• **EXCERPTED DATA**
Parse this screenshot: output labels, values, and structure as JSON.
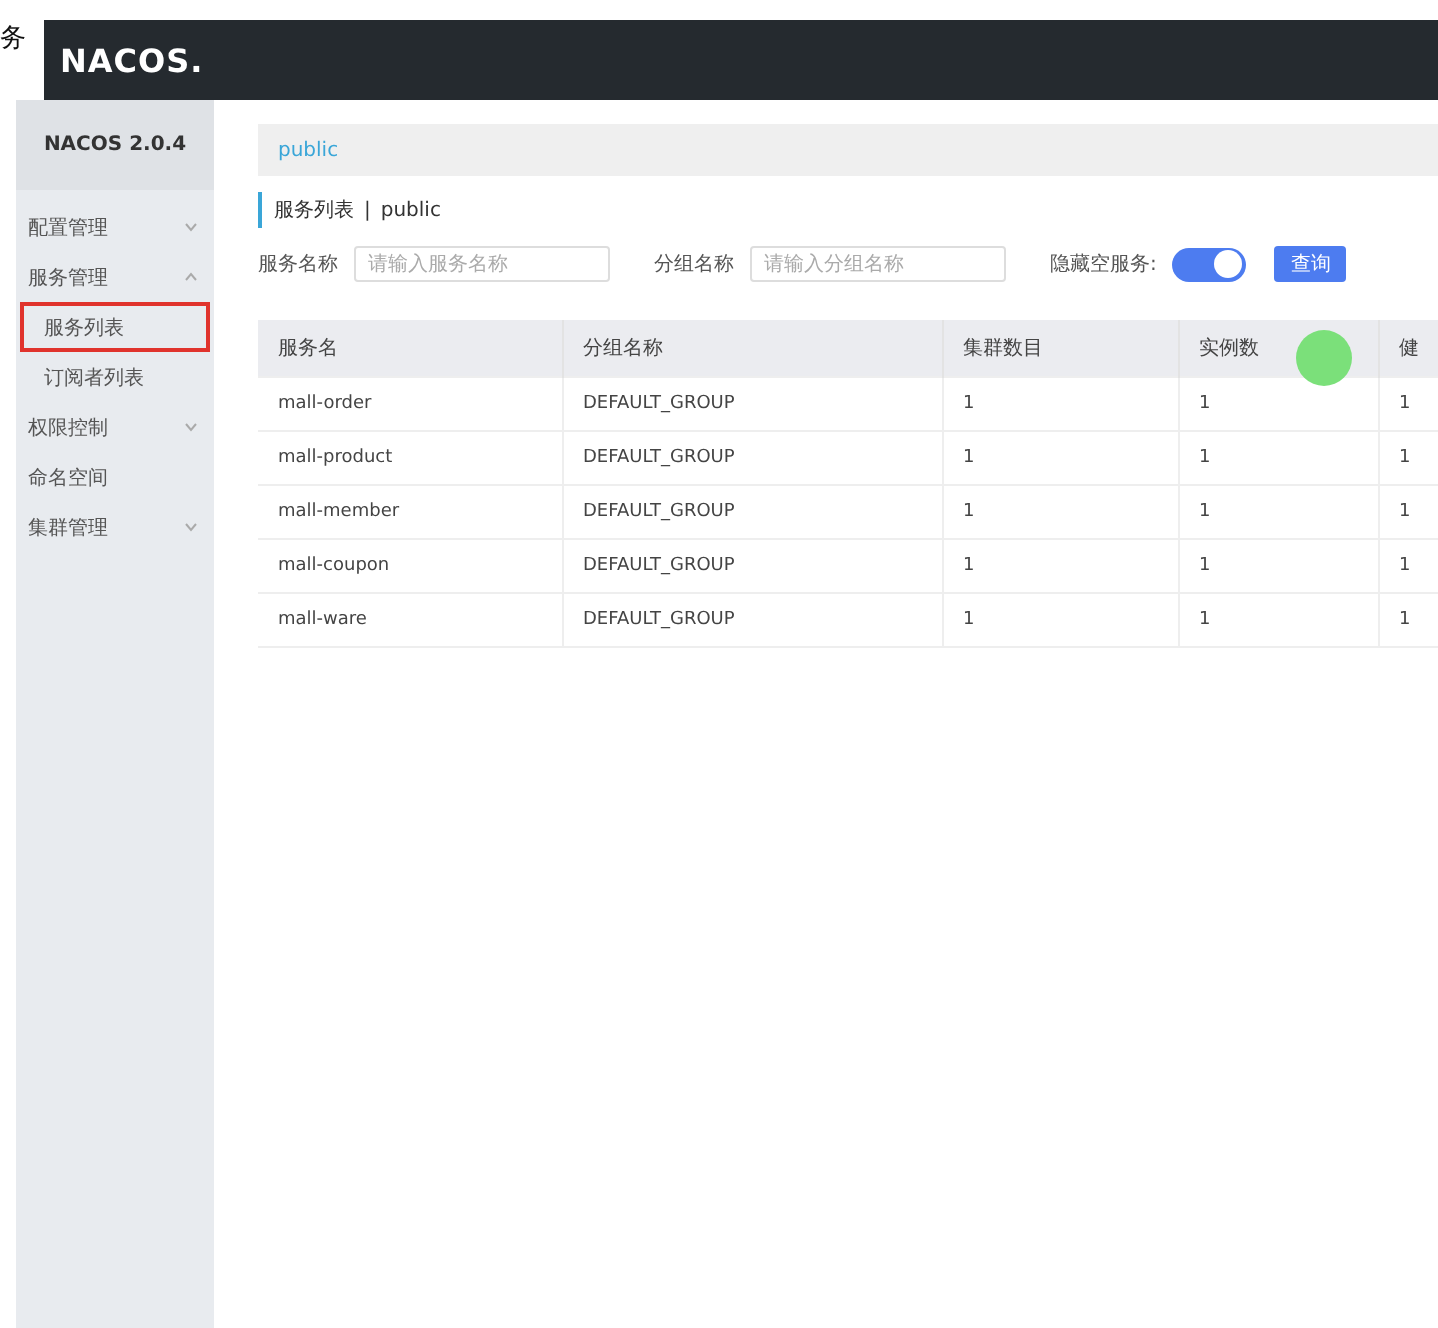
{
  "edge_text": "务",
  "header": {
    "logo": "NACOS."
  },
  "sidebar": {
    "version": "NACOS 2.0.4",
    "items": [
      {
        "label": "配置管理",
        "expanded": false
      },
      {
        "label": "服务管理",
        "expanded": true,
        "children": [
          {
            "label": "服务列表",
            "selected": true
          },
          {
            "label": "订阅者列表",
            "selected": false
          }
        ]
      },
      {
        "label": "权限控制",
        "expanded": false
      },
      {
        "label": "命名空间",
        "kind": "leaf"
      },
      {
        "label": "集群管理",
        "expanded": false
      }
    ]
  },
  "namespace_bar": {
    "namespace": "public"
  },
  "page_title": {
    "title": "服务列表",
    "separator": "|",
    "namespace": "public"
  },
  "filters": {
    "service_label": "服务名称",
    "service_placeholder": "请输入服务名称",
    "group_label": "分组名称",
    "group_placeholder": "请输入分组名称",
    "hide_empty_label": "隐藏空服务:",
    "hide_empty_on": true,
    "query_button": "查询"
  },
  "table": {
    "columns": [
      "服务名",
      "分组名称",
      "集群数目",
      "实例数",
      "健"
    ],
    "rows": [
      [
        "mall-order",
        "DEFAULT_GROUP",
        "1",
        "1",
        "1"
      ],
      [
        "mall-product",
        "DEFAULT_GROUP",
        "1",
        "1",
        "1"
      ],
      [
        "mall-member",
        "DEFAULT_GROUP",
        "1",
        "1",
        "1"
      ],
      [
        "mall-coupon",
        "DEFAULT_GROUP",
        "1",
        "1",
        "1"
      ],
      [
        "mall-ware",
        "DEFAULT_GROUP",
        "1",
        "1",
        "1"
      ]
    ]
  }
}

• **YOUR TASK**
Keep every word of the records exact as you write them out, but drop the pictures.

• **RESULT**
Parse this screenshot: output labels, values, and structure as JSON.
{
  "edge_text": "务",
  "header": {
    "logo": "NACOS."
  },
  "sidebar": {
    "version": "NACOS 2.0.4",
    "items": [
      {
        "label": "配置管理",
        "expanded": false
      },
      {
        "label": "服务管理",
        "expanded": true,
        "children": [
          {
            "label": "服务列表",
            "selected": true
          },
          {
            "label": "订阅者列表",
            "selected": false
          }
        ]
      },
      {
        "label": "权限控制",
        "expanded": false
      },
      {
        "label": "命名空间",
        "kind": "leaf"
      },
      {
        "label": "集群管理",
        "expanded": false
      }
    ]
  },
  "namespace_bar": {
    "namespace": "public"
  },
  "page_title": {
    "title": "服务列表",
    "separator": "|",
    "namespace": "public"
  },
  "filters": {
    "service_label": "服务名称",
    "service_placeholder": "请输入服务名称",
    "group_label": "分组名称",
    "group_placeholder": "请输入分组名称",
    "hide_empty_label": "隐藏空服务:",
    "hide_empty_on": true,
    "query_button": "查询"
  },
  "table": {
    "columns": [
      "服务名",
      "分组名称",
      "集群数目",
      "实例数",
      "健"
    ],
    "rows": [
      [
        "mall-order",
        "DEFAULT_GROUP",
        "1",
        "1",
        "1"
      ],
      [
        "mall-product",
        "DEFAULT_GROUP",
        "1",
        "1",
        "1"
      ],
      [
        "mall-member",
        "DEFAULT_GROUP",
        "1",
        "1",
        "1"
      ],
      [
        "mall-coupon",
        "DEFAULT_GROUP",
        "1",
        "1",
        "1"
      ],
      [
        "mall-ware",
        "DEFAULT_GROUP",
        "1",
        "1",
        "1"
      ]
    ]
  }
}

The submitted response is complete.